The prevalence of RET rearrangements have been examined in cohorts of papillary carcinomas in many countries. The prevalence has shown a marked geographic discordance [17,25–28]. RET/PTC1 and RET/PTC3 are the most encountered types . Similarly, RET/PTC1 and RET/PTC3 the most type of RET/PTC was found in our study.
The relationship between RET/PTC prevalence and types of PTC were investigated. No correlation difference was found between RET/PTC and types of PTC (Table 5).
In a study Basolo F at al. investigated the prognostic meaning of RET/PTC rearrangement on the long term outcome of PTC. No correlation was found between RET expression and other parameters such as age at diagnosis, sex, histological variant and tumor class .

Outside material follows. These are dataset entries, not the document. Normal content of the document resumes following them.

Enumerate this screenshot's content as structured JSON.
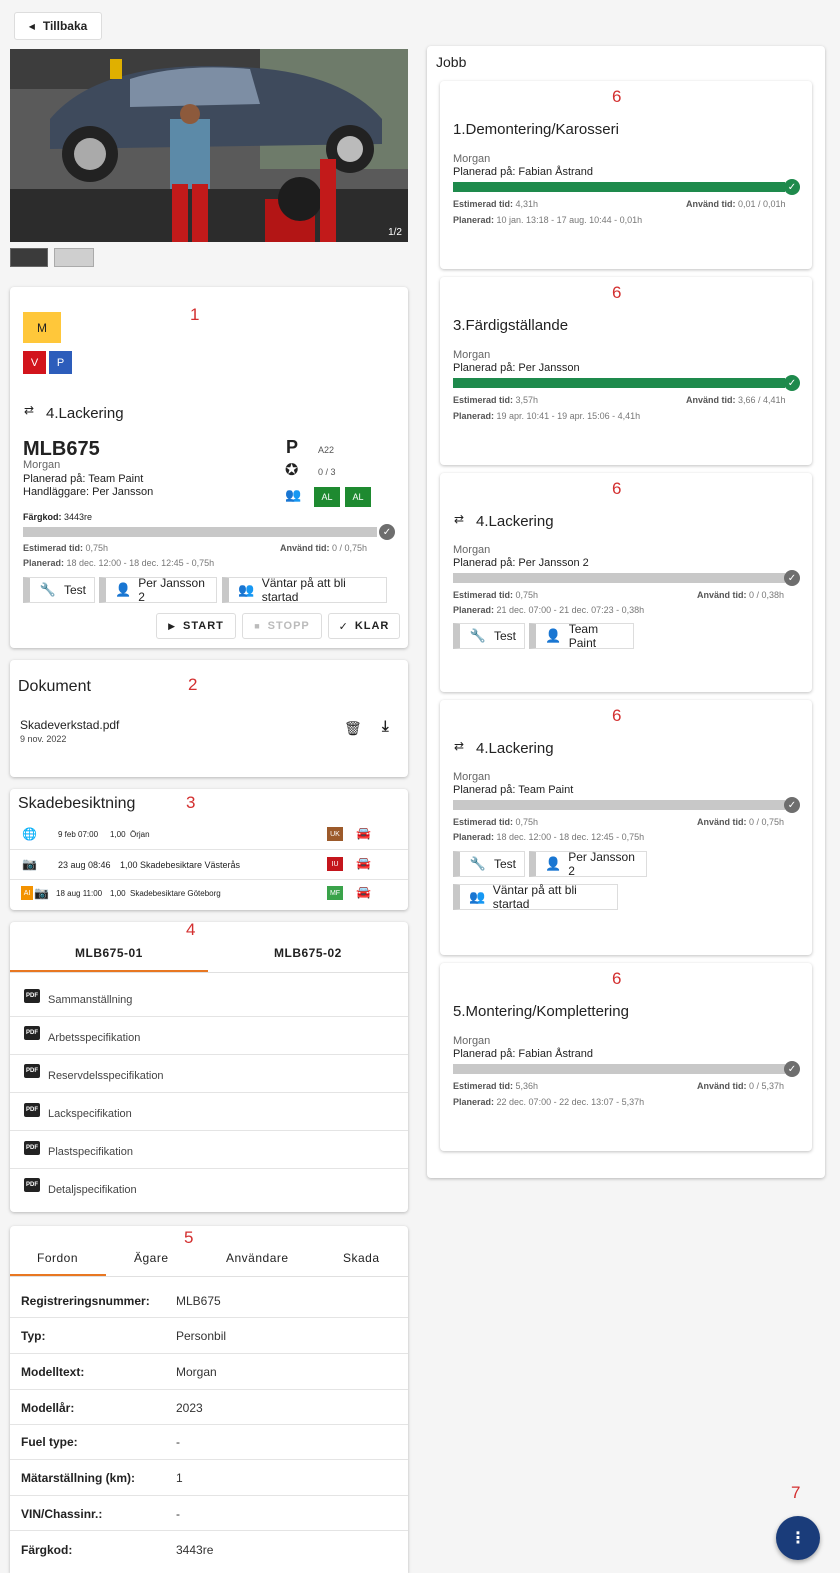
{
  "back_button": "Tillbaka",
  "image_counter": "1/2",
  "section_numbers": [
    "1",
    "2",
    "3",
    "4",
    "5",
    "6",
    "7"
  ],
  "vehicle_card": {
    "badge_m": "M",
    "badge_v": "V",
    "badge_p": "P",
    "job_title": "4.Lackering",
    "reg": "MLB675",
    "model": "Morgan",
    "planned_on": "Planerad på: Team Paint",
    "handler": "Handläggare: Per Jansson",
    "parking_label": "P",
    "parking_value": "A22",
    "parts_value": "0 / 3",
    "al1": "AL",
    "al2": "AL",
    "color_code_label": "Färgkod:",
    "color_code_value": "3443re",
    "est_label": "Estimerad tid:",
    "est_value": "0,75h",
    "used_label": "Använd tid:",
    "used_value": "0 / 0,75h",
    "planned_label": "Planerad:",
    "planned_value": "18 dec. 12:00 - 18 dec. 12:45 - 0,75h",
    "tag_test": "Test",
    "tag_person": "Per Jansson 2",
    "tag_status": "Väntar på att bli startad",
    "start": "START",
    "stop": "STOPP",
    "done": "KLAR"
  },
  "documents": {
    "title": "Dokument",
    "file_name": "Skadeverkstad.pdf",
    "file_date": "9 nov. 2022"
  },
  "inspection": {
    "title": "Skadebesiktning",
    "rows": [
      {
        "date": "9 feb 07:00",
        "value": "1,00",
        "name": "Örjan",
        "badge": "UK",
        "badge_color": "#9c5a2a"
      },
      {
        "date": "23 aug 08:46",
        "value": "1,00",
        "name": "Skadebesiktare Västerås",
        "badge": "IU",
        "badge_color": "#c4161c"
      },
      {
        "date": "18 aug 11:00",
        "value": "1,00",
        "name": "Skadebesiktare Göteborg",
        "badge": "MF",
        "badge_color": "#3aa34a"
      }
    ],
    "ai_label": "AI"
  },
  "specs": {
    "tabs": [
      "MLB675-01",
      "MLB675-02"
    ],
    "items": [
      "Sammanställning",
      "Arbetsspecifikation",
      "Reservdelsspecifikation",
      "Lackspecifikation",
      "Plastspecifikation",
      "Detaljspecifikation"
    ],
    "pdf": "PDF"
  },
  "vehicle_info": {
    "tabs": [
      "Fordon",
      "Ägare",
      "Användare",
      "Skada"
    ],
    "rows": [
      {
        "k": "Registreringsnummer:",
        "v": "MLB675"
      },
      {
        "k": "Typ:",
        "v": "Personbil"
      },
      {
        "k": "Modelltext:",
        "v": "Morgan"
      },
      {
        "k": "Modellår:",
        "v": "2023"
      },
      {
        "k": "Fuel type:",
        "v": "-"
      },
      {
        "k": "Mätarställning (km):",
        "v": "1"
      },
      {
        "k": "VIN/Chassinr.:",
        "v": "-"
      },
      {
        "k": "Färgkod:",
        "v": "3443re"
      }
    ]
  },
  "jobs": {
    "title": "Jobb",
    "items": [
      {
        "num": "6",
        "title": "1.Demontering/Karosseri",
        "model": "Morgan",
        "planned_on": "Planerad på: Fabian Åstrand",
        "progress": 1.0,
        "est": "4,31h",
        "used": "0,01 / 0,01h",
        "planned": "10 jan. 13:18 - 17 aug. 10:44 - 0,01h"
      },
      {
        "num": "6",
        "title": "3.Färdigställande",
        "model": "Morgan",
        "planned_on": "Planerad på: Per Jansson",
        "progress": 1.0,
        "est": "3,57h",
        "used": "3,66 / 4,41h",
        "planned": "19 apr. 10:41 - 19 apr. 15:06 - 4,41h"
      },
      {
        "num": "6",
        "title": "4.Lackering",
        "model": "Morgan",
        "planned_on": "Planerad på: Per Jansson 2",
        "progress": 0,
        "est": "0,75h",
        "used": "0 / 0,38h",
        "planned": "21 dec. 07:00 - 21 dec. 07:23 - 0,38h",
        "tag1": "Test",
        "tag2": "Team Paint"
      },
      {
        "num": "6",
        "title": "4.Lackering",
        "model": "Morgan",
        "planned_on": "Planerad på: Team Paint",
        "progress": 0,
        "est": "0,75h",
        "used": "0 / 0,75h",
        "planned": "18 dec. 12:00 - 18 dec. 12:45 - 0,75h",
        "tag1": "Test",
        "tag2": "Per Jansson 2",
        "tag3": "Väntar på att bli startad"
      },
      {
        "num": "6",
        "title": "5.Montering/Komplettering",
        "model": "Morgan",
        "planned_on": "Planerad på: Fabian Åstrand",
        "progress": 0,
        "est": "5,36h",
        "used": "0 / 5,37h",
        "planned": "22 dec. 07:00 - 22 dec. 13:07 - 5,37h"
      }
    ],
    "est_label": "Estimerad tid:",
    "used_label": "Använd tid:",
    "planned_label": "Planerad:"
  },
  "fab_number": "7"
}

The relationship between prognostic factors and RET/PTC prevalence and types in patients with PTC were investigated in our study. There was no statistical difference related to TSH, age and tumor diameter in both PTC type (Classic and Follicular) and RET PTC type (1,3) (Table 6 and Table 7). No correlation was found with RET/PTC releated to multifocality, bilaterality, soft tissue invasion and lymph node metastases.
In the beginning of the literature firstly, our study investigated the prevalence of RET/PTC mutation in thyroid nodules according to risk category ATA USG. On the other hand, we were determined the relation of the between RET/PTC and malignancy. No differant was found between USG groups and TSH, sex, age at diagnosis and tumor diameter (Table 8). In addition, No difference was found with sex in USG groups neither RET/PTC nor PTC. There was a statistical difference related tumor to diameter with groups A and C (Table 8).
The weaknesses of our study were the absence of other molecular markers and the number of patients. Strengths of the study were the cytological evaluation and histopathological confirmation of RET/PTC according to the ATA USG risk category for the first time.
As a result, Cytological analysis is now, practically routinely, being joined with molecular analysis to enable the patholog to make a more actual diagnosis. Molecular testing of FNA samples improves presurgical diagnosis. RET/PTC frequency in FNA significant difference was found in ATA USG risk category. RET/PTC was found to be significantly higher in the diagnoses of the PTC with 75% sensitivity and 65% specificity. However, a larger clinical study will be required to verify this resuls.